What you are asked to do ->
Show each line in the listing below that contains the word "Welcome".

Record set ->
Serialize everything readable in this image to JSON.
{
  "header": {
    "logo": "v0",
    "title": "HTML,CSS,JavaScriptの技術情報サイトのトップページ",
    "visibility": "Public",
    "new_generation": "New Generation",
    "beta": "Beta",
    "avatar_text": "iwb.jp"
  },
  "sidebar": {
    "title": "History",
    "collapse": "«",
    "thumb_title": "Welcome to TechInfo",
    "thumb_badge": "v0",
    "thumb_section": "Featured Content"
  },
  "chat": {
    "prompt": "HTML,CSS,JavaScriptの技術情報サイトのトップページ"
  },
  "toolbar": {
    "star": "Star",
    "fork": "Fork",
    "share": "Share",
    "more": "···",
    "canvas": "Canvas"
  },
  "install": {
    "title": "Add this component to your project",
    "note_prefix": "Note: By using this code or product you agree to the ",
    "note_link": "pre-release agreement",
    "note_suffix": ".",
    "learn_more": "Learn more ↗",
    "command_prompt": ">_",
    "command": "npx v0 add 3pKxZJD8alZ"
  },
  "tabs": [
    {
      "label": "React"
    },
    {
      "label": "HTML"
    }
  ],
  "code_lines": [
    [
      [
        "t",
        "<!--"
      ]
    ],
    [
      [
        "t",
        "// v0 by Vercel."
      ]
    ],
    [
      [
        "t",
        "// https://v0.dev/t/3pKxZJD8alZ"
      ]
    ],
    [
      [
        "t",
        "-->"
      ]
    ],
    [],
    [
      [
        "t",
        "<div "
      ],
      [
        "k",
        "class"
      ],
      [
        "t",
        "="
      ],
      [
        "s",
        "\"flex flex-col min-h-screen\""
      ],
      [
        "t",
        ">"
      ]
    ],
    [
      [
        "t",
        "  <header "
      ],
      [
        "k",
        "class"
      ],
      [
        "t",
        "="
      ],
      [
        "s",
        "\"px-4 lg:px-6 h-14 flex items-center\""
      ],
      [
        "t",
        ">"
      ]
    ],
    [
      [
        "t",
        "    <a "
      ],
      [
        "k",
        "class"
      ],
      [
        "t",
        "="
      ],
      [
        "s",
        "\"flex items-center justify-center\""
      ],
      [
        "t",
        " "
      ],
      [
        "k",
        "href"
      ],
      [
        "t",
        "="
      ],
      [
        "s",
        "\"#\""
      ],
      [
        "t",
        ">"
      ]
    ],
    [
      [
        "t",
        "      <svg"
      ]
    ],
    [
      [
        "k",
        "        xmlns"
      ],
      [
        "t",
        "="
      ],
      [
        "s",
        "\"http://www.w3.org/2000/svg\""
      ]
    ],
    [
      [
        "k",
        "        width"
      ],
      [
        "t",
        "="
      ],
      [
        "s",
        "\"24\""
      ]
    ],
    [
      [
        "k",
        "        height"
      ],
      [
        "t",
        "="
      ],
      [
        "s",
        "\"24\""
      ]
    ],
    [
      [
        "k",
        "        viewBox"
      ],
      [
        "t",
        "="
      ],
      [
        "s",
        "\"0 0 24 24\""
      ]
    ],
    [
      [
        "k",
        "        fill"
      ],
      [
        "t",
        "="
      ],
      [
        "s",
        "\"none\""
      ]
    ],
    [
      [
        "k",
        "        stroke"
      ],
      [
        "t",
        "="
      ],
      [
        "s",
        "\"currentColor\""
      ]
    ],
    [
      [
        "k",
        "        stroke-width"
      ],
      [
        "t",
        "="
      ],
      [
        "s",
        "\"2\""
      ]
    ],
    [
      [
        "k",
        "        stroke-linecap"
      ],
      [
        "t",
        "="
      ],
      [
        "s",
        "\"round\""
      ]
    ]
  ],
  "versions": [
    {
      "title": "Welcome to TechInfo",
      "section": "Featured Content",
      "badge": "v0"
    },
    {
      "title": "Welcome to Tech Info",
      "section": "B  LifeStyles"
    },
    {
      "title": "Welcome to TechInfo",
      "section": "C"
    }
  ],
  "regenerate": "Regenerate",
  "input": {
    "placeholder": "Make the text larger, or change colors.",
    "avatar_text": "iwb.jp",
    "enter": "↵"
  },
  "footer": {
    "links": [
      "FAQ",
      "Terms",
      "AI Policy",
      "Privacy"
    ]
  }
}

Answer below ->
    "thumb_title": "Welcome to TechInfo",
      "title": "Welcome to TechInfo",
      "title": "Welcome to Tech Info",
      "title": "Welcome to TechInfo",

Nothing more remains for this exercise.